Every app you use—from messengers like Signal or WhatsApp to blogs and websites like WordPress and even other coordination tools like digital calendars and online maps—relies on a computer called a server. Whether that computer is one in your hand (your smartphone), or a computer somewhere across the Internet (“in the cloud”), no meaningful digital communication happens without servers offering services, somewhere. So, do you know where your servers are? If not, you can’t know how safe your data is!
When you don’t have a clear map of how your messages and other data gets from here to there, you might be at risk of someone listening in on your conversations. When you rely on services that you don’t own yourself for critical day-to-day operations (like Google Calendar, or Facebook…) you risk losing access to those capabilities by having your account banned, even by mistake. Regardless of your specific situation, knowing more about the digital servers that are serving you is a vital first step for supporting communities or companies large and small.
This intermediate-level workshop combines various topics from the Tech Learning Collective’s System Administration, Networking, and Security courses to offer an intensive crash course in secure server setup, monitoring, and maintenance.

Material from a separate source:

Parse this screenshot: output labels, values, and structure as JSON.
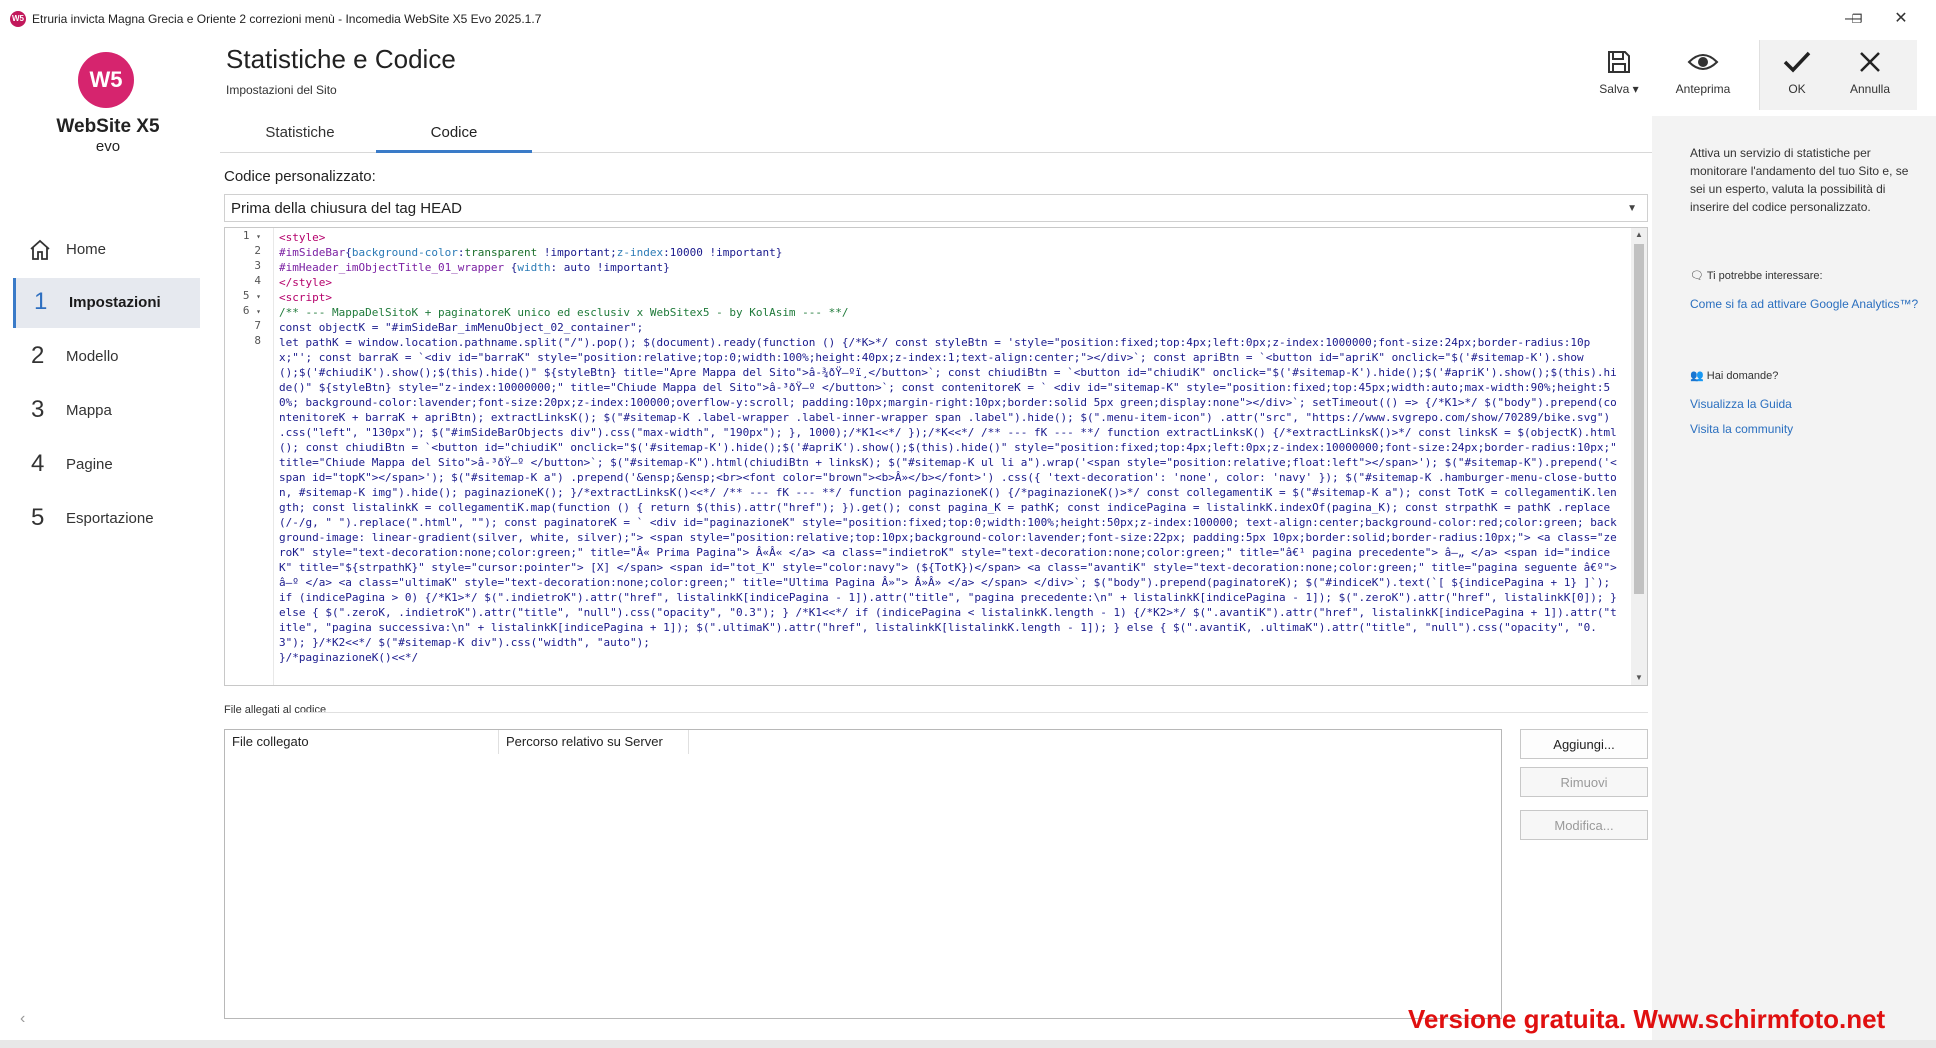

By taking a deep dive into the SSH protocol, you’ll learn how to set up remote administrative access to a server in a safe way, and you’ll be exposed to the potential risks of network eavesdroppers, Machine-in-the-Middle (MITM) attacks, and much more. By the end of this workshop, you’ll have a basic understanding of how to safely operate self-hosted digital infrastructures for yourself, your friends, and your comrades, as well as what first steps you need to take to keep intruders and enemies at bay.

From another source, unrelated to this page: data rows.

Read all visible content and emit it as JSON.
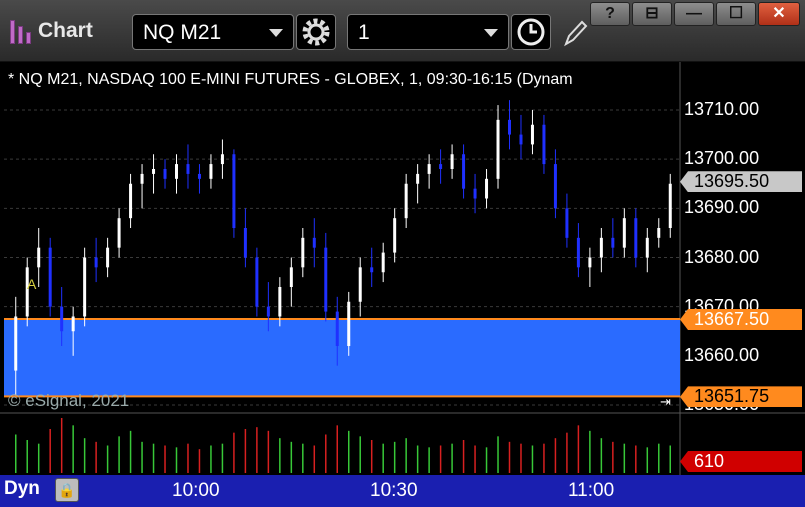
{
  "window": {
    "app_title": "Chart",
    "icons": [
      "app-bars-icon",
      "gear-icon",
      "clock-icon",
      "pencil-icon"
    ],
    "window_buttons": [
      "?",
      "⊟",
      "—",
      "☐",
      "✕"
    ]
  },
  "toolbar": {
    "symbol_value": "NQ M21",
    "interval_value": "1"
  },
  "chart": {
    "title": "* NQ M21, NASDAQ 100 E-MINI FUTURES - GLOBEX, 1, 09:30-16:15 (Dynam",
    "copyright": "© eSignal, 2021",
    "marker": "A",
    "colors": {
      "up": "#ffffff",
      "down": "#1f30ff",
      "band_fill": "#2a6bff",
      "band_line": "#ff8a1e",
      "current_price_tag": "#c8c8c8",
      "volume_up": "#38c838",
      "volume_down": "#d82020",
      "footer": "#1a1fb0"
    }
  },
  "price_axis": {
    "ticks": [
      "13710.00",
      "13700.00",
      "13690.00",
      "13680.00",
      "13670.00",
      "13660.00",
      "13650.00"
    ],
    "last_price": "13695.50",
    "band_upper": "13667.50",
    "band_lower": "13651.75",
    "volume_last": "610"
  },
  "time_axis": {
    "labels": [
      "10:00",
      "10:30",
      "11:00"
    ]
  },
  "footer": {
    "mode_label": "Dyn"
  },
  "chart_data": {
    "type": "candlestick",
    "series": [
      {
        "name": "NQ M21",
        "values": [
          [
            13657,
            13672,
            13652,
            13668
          ],
          [
            13668,
            13680,
            13666,
            13678
          ],
          [
            13678,
            13686,
            13674,
            13682
          ],
          [
            13682,
            13684,
            13668,
            13670
          ],
          [
            13670,
            13674,
            13662,
            13665
          ],
          [
            13665,
            13670,
            13660,
            13668
          ],
          [
            13668,
            13682,
            13666,
            13680
          ],
          [
            13680,
            13684,
            13675,
            13678
          ],
          [
            13678,
            13684,
            13676,
            13682
          ],
          [
            13682,
            13690,
            13680,
            13688
          ],
          [
            13688,
            13697,
            13686,
            13695
          ],
          [
            13695,
            13699,
            13690,
            13697
          ],
          [
            13697,
            13701,
            13693,
            13698
          ],
          [
            13698,
            13700,
            13694,
            13696
          ],
          [
            13696,
            13701,
            13693,
            13699
          ],
          [
            13699,
            13703,
            13694,
            13697
          ],
          [
            13697,
            13699,
            13693,
            13696
          ],
          [
            13696,
            13701,
            13694,
            13699
          ],
          [
            13699,
            13704,
            13696,
            13701
          ],
          [
            13701,
            13702,
            13684,
            13686
          ],
          [
            13686,
            13690,
            13678,
            13680
          ],
          [
            13680,
            13682,
            13668,
            13670
          ],
          [
            13670,
            13675,
            13665,
            13668
          ],
          [
            13668,
            13676,
            13666,
            13674
          ],
          [
            13674,
            13680,
            13670,
            13678
          ],
          [
            13678,
            13686,
            13676,
            13684
          ],
          [
            13684,
            13688,
            13678,
            13682
          ],
          [
            13682,
            13685,
            13667,
            13669
          ],
          [
            13669,
            13672,
            13658,
            13662
          ],
          [
            13662,
            13673,
            13660,
            13671
          ],
          [
            13671,
            13680,
            13668,
            13678
          ],
          [
            13678,
            13682,
            13674,
            13677
          ],
          [
            13677,
            13683,
            13675,
            13681
          ],
          [
            13681,
            13690,
            13679,
            13688
          ],
          [
            13688,
            13697,
            13686,
            13695
          ],
          [
            13695,
            13699,
            13691,
            13697
          ],
          [
            13697,
            13701,
            13694,
            13699
          ],
          [
            13699,
            13702,
            13695,
            13698
          ],
          [
            13698,
            13703,
            13696,
            13701
          ],
          [
            13701,
            13703,
            13692,
            13694
          ],
          [
            13694,
            13697,
            13689,
            13692
          ],
          [
            13692,
            13698,
            13690,
            13696
          ],
          [
            13696,
            13711,
            13694,
            13708
          ],
          [
            13708,
            13712,
            13702,
            13705
          ],
          [
            13705,
            13709,
            13700,
            13703
          ],
          [
            13703,
            13710,
            13701,
            13707
          ],
          [
            13707,
            13709,
            13697,
            13699
          ],
          [
            13699,
            13702,
            13688,
            13690
          ],
          [
            13690,
            13693,
            13682,
            13684
          ],
          [
            13684,
            13687,
            13676,
            13678
          ],
          [
            13678,
            13682,
            13674,
            13680
          ],
          [
            13680,
            13686,
            13677,
            13684
          ],
          [
            13684,
            13688,
            13680,
            13682
          ],
          [
            13682,
            13690,
            13680,
            13688
          ],
          [
            13688,
            13690,
            13678,
            13680
          ],
          [
            13680,
            13686,
            13677,
            13684
          ],
          [
            13684,
            13688,
            13682,
            13686
          ],
          [
            13686,
            13697,
            13684,
            13695
          ]
        ]
      }
    ],
    "volume": [
      210,
      180,
      160,
      240,
      300,
      260,
      190,
      170,
      150,
      200,
      230,
      170,
      160,
      150,
      140,
      160,
      130,
      150,
      160,
      220,
      240,
      250,
      230,
      190,
      170,
      160,
      150,
      210,
      260,
      230,
      200,
      180,
      160,
      170,
      190,
      150,
      140,
      150,
      160,
      180,
      150,
      140,
      200,
      170,
      160,
      150,
      160,
      190,
      220,
      260,
      230,
      190,
      170,
      160,
      150,
      140,
      160,
      150
    ],
    "ylim": [
      13645,
      13720
    ],
    "x_axis_labels": [
      "10:00",
      "10:30",
      "11:00"
    ],
    "band": {
      "upper": 13667.5,
      "lower": 13651.75
    },
    "last": 13695.5
  }
}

As this is a remote/online-only event, there is no physical class space, but attendance is still limited to 15 students, so purchase your ticket now to reserve your spot.

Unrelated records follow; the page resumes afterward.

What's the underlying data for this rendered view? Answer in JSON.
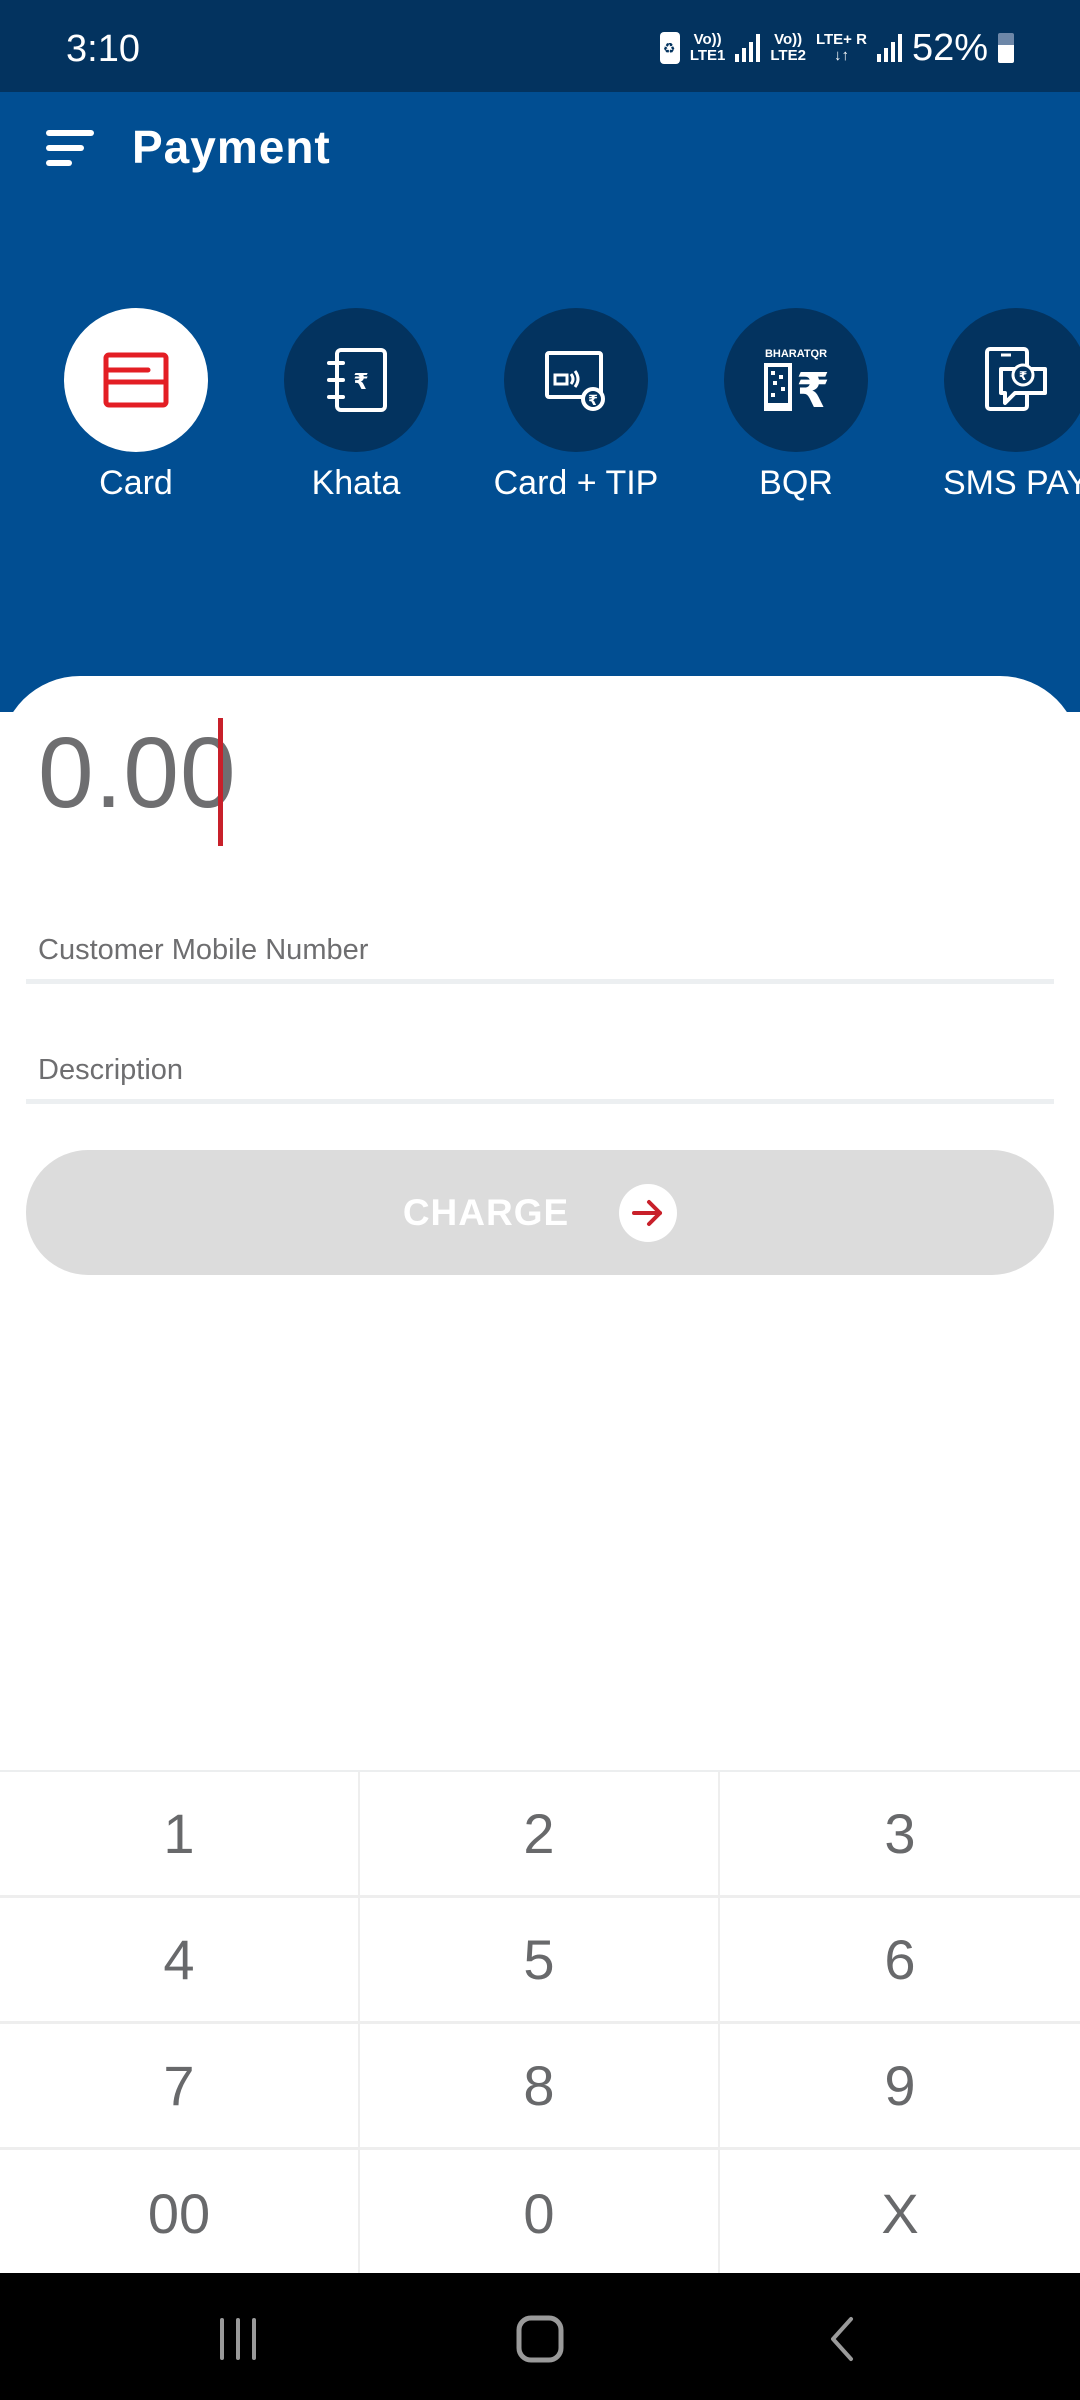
{
  "status_bar": {
    "time": "3:10",
    "sim1_top": "Vo))",
    "sim1_bottom": "LTE1",
    "sim2_top": "Vo))",
    "sim2_bottom": "LTE2",
    "sim2_network": "LTE+",
    "roaming": "R",
    "battery_percent": "52%",
    "battery_level": 0.52
  },
  "header": {
    "title": "Payment",
    "menu_icon": "hamburger-menu-icon"
  },
  "payment_modes": [
    {
      "label": "Card",
      "icon": "credit-card-icon",
      "active": true
    },
    {
      "label": "Khata",
      "icon": "ledger-rupee-icon",
      "active": false
    },
    {
      "label": "Card + TIP",
      "icon": "card-tap-rupee-icon",
      "active": false
    },
    {
      "label": "BQR",
      "icon": "bharat-qr-icon",
      "icon_text": "BHARATQR",
      "active": false
    },
    {
      "label": "SMS PAY",
      "icon": "sms-pay-icon",
      "active": false
    }
  ],
  "form": {
    "amount": "0.00",
    "mobile_placeholder": "Customer Mobile Number",
    "mobile_value": "",
    "description_placeholder": "Description",
    "description_value": "",
    "charge_label": "CHARGE"
  },
  "keypad": {
    "keys": [
      "1",
      "2",
      "3",
      "4",
      "5",
      "6",
      "7",
      "8",
      "9",
      "00",
      "0",
      "X"
    ]
  },
  "colors": {
    "primary_blue": "#014e92",
    "dark_blue": "#03335f",
    "accent_red": "#c8202a",
    "disabled_gray": "#dcdcdc"
  },
  "nav_bar": {
    "recents": "recents-icon",
    "home": "home-icon",
    "back": "back-icon"
  }
}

To participate in our webinars, you will need access to a modern Web browser such as an up-to-date copy of Mozilla Firefox or Google Chrome. You will also need a reliable Internet connection. We recommend disabling Wi-Fi and plugging your computer in to a hard-wired Ethernet network cable for the duration of the webinar, if possible.
If you would like to share your video screen or appear on camera, you will need to have and activate your own camera, such as the one built-in to many modern laptops. Similarly, to speak with the rest of the webinar participants, you will need a microphone. If you do choose to activate your microphone, we ask that you please plug in headphones/ear buds or use a headset in order to help reduce audio feedback loops that can degrade the webinar experience for other participants.
Please refer to our workshops and webinars FAQ for additional tips and advice before you join the video conference.
As with all Tech Learning Collective events, racism, queerphobia, transphobia, sexism, “brogrammer,” “manarchist,” or any kind of similarly awful behavior will result in immediate removal from class without a refund. Please refer to our lightweight social rules for details on our strictly enforced no-tolerance policy against bigotry of any kind.
About the Tech Learning Collective
Tech Learning Collective is an apprenticeship-based technology school that trains politically self-motivated individuals in the arts of hypermedia, Information Technology, and radical political practice. We offer unparalleled free, by-donation, and low-cost computer classes on topics ranging from fundamental computer literacy to the same offensive computer hacking techniques used by national intelligence agencies and military powers (cyber armies). For more information and to enroll, visit TechLearningCollective.com.
- New York NY United States
- New York NY United States